Cakes and Ale
Rosie, in less decorous days, had been married to a famous author whose second wife later nursed him into the position of Grand Old Man of English Letters. So...more
Why oh why have I not read anything by Maugham before? Not having done so is my loss, and one which I must continue to remedy without delay.
I decided to read one of Maugham's novels because I knew from Gordon Bowker's biography of George Orwell that Orwell was a great admirer of his writing. This particular novel suggested itself because of its subject (a satire on literary London in the early 20th century) and because it's apparently the novel for which Maugham himself most wanted to be remem...more
The book starts off with a bit of a pattern to it. The book is written in first person singular – we will talk a bit more about that later –...more
I like a good satire every now and then. And this one was absolutely delicious. English society, mannerism, a writer's life, all these covered in witty, sharp and ironica...more
Light, rude, witty and snobbish; I put it right up there with his collections of short stories.
Here's my favorite passage:
"The wise always use a number of ready-made phrases (at the moment I write 'nobody's business' is the most common), popular adjectives (like 'divine' or 'shy-making'), verbs that you only know the meaning of if you...more
As a young man in the 1890's, Ashenden knew the British literary icon, Edward Driffield (ostensibly based on Thomas Hardy, which Maugham denied). At that time Driffield was a little known working class writer married to Rosie, an earthy sexually promiscuous woman. Later in life, Driffield rose to fame and acclaim and a second wife. Now, after Driffield's death and bein...more
There is something so so dated about this novel.
OR is it just the embarrassment of something badly written.
Just as there was with "The Moon and Sixpence".
That at least hung together.
I've heard that this novel is about a new wife attempting to make sure that in her famous dead husband's biography the former wife will be hopefully deleted.
That is certainly there.
But so are several other strands.
Maugham says the novel is about a writer's lot.
Elsewhere he says...more
This book has the same crisp and dry clarity and wit I saw in The Moon and Sixpence (1919), honed and polished over ten subsequent years of writing. A light fun read in a way I just don't expect of classics. (The artists – or rather writers – in this book aren't the tortured sort found in The Moon.)
Cakes and Ale's main ingredients (sorry) are...more
Yes, I know you want a review and I am talking way too much. So, without further ado:
Meet Rosie Driffield née Gann, the British version of Holly Golightly, a free spirited barmaid who marries a budding author but is promiscuous enough to start a scandal wherever she goes! Ready to p...more

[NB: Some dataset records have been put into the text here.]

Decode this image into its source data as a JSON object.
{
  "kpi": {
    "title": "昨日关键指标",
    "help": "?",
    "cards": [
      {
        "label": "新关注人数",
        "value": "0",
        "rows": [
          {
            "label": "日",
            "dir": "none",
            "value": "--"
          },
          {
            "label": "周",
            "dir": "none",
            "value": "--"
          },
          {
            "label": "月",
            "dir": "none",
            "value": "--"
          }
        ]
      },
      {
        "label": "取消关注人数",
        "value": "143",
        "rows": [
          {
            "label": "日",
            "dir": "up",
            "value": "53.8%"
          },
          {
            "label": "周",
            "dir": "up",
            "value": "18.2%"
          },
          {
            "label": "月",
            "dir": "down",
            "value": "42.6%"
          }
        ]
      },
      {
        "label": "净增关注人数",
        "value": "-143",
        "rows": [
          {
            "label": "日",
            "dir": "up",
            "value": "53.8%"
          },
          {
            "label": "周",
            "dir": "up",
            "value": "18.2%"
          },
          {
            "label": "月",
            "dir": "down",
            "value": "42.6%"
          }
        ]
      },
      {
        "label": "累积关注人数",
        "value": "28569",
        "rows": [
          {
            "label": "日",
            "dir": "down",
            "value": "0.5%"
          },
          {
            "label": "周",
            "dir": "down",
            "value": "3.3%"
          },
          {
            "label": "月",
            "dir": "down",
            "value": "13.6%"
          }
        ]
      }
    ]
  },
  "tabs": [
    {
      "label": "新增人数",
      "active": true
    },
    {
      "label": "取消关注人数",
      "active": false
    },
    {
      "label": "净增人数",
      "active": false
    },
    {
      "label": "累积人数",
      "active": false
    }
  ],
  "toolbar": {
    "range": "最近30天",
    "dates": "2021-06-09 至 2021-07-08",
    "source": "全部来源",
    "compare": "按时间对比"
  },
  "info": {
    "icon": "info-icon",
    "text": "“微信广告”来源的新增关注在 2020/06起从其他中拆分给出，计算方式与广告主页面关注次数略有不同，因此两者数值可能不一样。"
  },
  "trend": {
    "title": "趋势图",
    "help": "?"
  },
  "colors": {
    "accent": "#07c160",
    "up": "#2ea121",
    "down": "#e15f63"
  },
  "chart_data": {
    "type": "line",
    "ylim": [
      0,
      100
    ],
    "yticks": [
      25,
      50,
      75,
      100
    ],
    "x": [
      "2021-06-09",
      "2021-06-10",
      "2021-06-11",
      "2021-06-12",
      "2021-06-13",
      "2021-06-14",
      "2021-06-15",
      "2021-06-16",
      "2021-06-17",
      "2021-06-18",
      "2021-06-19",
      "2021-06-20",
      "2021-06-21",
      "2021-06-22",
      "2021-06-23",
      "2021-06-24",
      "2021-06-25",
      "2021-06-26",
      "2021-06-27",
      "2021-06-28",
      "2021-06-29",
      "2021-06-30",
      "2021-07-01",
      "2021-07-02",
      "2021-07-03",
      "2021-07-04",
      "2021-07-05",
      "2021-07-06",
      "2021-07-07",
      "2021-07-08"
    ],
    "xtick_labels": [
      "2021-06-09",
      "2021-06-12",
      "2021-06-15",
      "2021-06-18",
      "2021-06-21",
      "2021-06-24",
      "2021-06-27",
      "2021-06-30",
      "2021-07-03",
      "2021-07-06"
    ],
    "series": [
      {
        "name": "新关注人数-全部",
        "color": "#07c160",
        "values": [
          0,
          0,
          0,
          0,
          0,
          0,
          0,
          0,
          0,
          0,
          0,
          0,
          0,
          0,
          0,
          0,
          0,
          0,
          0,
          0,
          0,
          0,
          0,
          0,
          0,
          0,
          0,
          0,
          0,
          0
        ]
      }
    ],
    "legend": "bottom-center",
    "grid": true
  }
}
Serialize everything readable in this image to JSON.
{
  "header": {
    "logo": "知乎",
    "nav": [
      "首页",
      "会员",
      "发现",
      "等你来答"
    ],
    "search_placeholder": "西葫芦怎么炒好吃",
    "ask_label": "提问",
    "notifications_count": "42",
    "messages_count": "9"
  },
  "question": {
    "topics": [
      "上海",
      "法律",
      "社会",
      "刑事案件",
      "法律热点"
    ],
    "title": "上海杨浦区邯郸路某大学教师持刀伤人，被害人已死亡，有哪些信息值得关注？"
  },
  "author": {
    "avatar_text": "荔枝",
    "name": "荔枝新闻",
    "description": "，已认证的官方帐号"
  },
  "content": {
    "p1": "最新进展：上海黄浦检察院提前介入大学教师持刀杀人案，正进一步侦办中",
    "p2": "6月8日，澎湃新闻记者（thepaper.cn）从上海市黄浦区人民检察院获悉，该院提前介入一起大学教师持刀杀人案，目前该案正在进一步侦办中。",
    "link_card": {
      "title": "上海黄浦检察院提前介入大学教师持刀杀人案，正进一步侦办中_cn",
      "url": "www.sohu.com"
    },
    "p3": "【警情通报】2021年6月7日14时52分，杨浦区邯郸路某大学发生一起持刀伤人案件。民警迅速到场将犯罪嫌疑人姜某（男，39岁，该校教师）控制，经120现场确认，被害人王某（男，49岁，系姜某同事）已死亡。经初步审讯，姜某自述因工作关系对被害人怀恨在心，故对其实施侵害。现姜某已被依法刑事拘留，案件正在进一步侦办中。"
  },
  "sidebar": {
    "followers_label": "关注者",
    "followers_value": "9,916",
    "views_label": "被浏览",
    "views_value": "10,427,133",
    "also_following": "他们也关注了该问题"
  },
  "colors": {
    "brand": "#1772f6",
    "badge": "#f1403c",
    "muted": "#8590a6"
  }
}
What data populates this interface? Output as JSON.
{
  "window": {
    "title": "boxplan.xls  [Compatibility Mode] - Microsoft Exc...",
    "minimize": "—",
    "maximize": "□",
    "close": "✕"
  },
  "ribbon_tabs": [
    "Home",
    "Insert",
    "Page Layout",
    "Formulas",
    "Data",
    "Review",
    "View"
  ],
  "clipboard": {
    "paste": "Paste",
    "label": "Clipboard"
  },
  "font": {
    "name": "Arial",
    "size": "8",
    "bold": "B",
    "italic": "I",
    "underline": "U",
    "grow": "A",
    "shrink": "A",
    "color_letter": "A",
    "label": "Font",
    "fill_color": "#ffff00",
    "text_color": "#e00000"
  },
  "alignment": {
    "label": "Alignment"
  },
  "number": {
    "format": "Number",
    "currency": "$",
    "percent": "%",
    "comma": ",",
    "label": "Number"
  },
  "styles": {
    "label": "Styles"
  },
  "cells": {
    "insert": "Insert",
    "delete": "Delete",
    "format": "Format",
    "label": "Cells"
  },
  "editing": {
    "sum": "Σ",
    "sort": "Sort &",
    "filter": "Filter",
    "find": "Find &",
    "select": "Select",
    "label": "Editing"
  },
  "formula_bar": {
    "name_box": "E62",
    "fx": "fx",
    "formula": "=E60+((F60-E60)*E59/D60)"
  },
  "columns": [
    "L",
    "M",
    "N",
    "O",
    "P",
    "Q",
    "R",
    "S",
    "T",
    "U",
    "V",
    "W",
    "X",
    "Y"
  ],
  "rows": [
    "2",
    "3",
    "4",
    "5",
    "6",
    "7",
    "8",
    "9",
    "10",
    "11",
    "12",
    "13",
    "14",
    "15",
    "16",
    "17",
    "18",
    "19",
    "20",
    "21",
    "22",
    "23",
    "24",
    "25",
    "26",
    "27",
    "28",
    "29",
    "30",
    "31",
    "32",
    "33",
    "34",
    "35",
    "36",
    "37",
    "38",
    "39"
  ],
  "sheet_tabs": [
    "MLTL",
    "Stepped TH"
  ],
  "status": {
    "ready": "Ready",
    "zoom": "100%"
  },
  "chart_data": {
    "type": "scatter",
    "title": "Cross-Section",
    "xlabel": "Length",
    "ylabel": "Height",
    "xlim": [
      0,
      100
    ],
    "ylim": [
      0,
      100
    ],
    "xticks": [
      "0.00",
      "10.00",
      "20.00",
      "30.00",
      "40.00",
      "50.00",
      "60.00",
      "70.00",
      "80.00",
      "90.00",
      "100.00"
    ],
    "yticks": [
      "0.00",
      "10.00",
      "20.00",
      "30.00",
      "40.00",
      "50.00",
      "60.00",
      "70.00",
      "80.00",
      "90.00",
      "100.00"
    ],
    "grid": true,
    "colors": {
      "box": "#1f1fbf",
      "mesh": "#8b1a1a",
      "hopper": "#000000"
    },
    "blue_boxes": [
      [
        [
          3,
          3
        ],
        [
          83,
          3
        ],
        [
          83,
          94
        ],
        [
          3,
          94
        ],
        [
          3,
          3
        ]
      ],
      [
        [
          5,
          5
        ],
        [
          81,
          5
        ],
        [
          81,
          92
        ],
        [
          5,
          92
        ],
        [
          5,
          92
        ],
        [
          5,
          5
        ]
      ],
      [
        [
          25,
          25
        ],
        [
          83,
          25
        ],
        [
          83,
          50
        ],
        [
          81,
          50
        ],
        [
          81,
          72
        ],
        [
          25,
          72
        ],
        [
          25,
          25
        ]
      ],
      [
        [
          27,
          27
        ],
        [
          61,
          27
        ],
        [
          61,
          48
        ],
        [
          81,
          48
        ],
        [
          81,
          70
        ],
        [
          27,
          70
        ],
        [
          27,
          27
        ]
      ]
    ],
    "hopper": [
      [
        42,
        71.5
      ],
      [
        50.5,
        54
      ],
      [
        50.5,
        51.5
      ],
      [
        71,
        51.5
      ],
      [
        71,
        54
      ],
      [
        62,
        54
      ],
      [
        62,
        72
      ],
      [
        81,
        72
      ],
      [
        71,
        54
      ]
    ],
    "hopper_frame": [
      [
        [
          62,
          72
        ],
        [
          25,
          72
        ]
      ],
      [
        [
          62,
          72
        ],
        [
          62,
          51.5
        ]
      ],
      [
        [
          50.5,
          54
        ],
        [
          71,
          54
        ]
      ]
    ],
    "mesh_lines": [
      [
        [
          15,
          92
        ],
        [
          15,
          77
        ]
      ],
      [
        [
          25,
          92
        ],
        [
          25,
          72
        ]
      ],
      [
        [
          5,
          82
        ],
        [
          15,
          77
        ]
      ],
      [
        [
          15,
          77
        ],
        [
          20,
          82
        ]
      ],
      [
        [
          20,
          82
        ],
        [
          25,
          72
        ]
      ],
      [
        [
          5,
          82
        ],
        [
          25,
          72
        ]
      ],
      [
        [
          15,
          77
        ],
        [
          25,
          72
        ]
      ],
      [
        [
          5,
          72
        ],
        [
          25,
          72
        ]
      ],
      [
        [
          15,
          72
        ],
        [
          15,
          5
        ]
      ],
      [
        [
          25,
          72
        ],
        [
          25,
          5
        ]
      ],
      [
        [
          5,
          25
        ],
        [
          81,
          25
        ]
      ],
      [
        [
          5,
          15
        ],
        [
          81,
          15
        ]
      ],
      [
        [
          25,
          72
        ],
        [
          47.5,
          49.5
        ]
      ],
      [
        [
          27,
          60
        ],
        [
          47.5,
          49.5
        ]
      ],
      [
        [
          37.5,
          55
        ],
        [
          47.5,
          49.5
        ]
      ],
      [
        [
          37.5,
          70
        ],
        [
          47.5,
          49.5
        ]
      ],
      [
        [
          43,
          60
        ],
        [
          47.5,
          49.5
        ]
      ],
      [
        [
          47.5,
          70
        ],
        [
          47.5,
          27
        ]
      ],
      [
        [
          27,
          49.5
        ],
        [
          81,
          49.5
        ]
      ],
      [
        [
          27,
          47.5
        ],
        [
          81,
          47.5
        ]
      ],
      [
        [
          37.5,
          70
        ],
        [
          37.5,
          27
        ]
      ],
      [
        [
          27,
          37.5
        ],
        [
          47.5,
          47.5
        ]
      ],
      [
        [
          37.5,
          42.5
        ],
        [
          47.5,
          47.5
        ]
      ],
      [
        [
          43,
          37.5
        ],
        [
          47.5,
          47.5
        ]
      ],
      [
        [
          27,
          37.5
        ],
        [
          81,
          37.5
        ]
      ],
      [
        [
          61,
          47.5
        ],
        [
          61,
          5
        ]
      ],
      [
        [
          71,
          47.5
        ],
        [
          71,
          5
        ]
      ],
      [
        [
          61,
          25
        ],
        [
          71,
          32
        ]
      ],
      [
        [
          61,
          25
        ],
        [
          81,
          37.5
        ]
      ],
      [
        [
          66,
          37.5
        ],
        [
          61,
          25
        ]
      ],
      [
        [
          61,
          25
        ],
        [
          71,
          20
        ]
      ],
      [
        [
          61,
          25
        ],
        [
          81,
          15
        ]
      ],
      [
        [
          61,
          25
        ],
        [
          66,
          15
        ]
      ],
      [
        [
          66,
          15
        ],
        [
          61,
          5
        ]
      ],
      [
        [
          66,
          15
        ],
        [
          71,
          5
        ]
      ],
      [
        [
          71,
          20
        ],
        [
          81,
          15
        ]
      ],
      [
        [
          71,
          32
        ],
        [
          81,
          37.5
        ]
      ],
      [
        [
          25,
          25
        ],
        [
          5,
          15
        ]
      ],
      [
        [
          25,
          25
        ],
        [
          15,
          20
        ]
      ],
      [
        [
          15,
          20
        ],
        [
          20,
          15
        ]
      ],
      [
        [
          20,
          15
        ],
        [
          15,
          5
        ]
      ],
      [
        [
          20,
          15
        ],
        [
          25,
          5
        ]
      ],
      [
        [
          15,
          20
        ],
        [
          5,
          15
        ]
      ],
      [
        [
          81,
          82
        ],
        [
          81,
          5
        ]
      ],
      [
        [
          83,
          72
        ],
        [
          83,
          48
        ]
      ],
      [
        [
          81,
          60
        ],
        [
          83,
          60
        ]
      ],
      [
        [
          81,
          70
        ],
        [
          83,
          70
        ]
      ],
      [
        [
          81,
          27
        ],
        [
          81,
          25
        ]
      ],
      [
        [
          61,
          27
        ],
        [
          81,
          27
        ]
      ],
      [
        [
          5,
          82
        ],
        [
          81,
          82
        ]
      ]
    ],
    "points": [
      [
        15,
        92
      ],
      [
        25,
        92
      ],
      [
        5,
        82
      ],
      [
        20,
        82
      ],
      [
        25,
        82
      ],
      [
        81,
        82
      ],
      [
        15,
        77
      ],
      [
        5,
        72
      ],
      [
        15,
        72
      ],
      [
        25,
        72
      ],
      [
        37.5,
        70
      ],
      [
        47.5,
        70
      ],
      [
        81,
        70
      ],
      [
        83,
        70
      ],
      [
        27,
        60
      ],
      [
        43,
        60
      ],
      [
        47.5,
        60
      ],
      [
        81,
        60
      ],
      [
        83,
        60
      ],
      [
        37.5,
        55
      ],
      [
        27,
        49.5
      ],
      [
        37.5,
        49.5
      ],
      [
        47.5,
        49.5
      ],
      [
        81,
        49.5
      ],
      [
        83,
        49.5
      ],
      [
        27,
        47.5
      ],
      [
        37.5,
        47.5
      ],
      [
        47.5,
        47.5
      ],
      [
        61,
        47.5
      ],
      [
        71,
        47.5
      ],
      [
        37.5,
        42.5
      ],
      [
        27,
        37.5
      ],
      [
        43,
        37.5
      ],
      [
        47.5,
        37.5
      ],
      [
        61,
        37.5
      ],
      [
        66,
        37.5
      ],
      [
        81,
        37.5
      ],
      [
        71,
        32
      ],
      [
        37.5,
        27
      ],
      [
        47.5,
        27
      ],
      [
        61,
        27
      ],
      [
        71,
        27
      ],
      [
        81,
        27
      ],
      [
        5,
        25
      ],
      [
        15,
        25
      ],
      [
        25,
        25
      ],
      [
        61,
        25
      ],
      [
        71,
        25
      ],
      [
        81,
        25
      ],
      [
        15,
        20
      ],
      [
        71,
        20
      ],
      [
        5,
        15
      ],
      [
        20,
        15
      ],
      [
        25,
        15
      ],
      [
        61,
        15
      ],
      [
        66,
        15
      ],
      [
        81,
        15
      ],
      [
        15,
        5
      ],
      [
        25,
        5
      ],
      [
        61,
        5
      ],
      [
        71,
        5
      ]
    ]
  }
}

"One of the difficulties that a man has to cope with as he goes through life is what to do about the persons with whom he has once been intimate, and whose interest for him has in due course subsided."
I Would Go Out Tonight, But I Haven't Got A Stitch To Wear.
At its heart, the main emphasis of Cakes And Ale is a first-love/ older-woman story in the vein of Flaubert's Sentimental Education. But that's the innermost layer of narrative in a structure built up inside brackets and frames, and stori...more
Like any of Maugham's novels Cakes and Ale is a combination of many different stories. It is the story of the youth of Willie Ashenden, the story of a writer (Edward Driffield) and his family and literary life, the story of another writer (Alroy Kear) who is trying to compose the biography of Mr. Driffield and finally this is a story of Rosie, one of the best female characters of this Somerset Maugham (to my opinion). All this stories are closely connected together, the lines of these lives mee...more
But the real transformation in each of his works isn't of the characters, or the plo...more
I didn't find out until after I read the book that the two author characters are thinly veiled caricatures of Thomas Hardy and Hugh Walpole; it's interesting, but not necessary to know.
I picked this up solely because of the title.
The title comes from Sir Toby Belch arguing with Malvolio that just because Mal has a big ole stick up his butt, doesn’t mean other people can’t have a little fun.
The narrator and most of the characters here are published authors and all spend a great deal of time smiling at each while stabbing pointy little verbal knives in each other’s backs out of professional jealously.
I don’t know if this speaks more to the author’s writing ability or to Engla...more
At times a waspish bitchiness pokes through, but on the whole I loved the narrator's clear-eyed observations of the faddish hypocrisy of the literary world. And...more
His parents died early and, after an unhappy boyhood, which he recorded poignantly in 'Of Human Bondage' , Maugham became a qualified physician. But writing was his true vocation. For ten years before his first success, he alm...more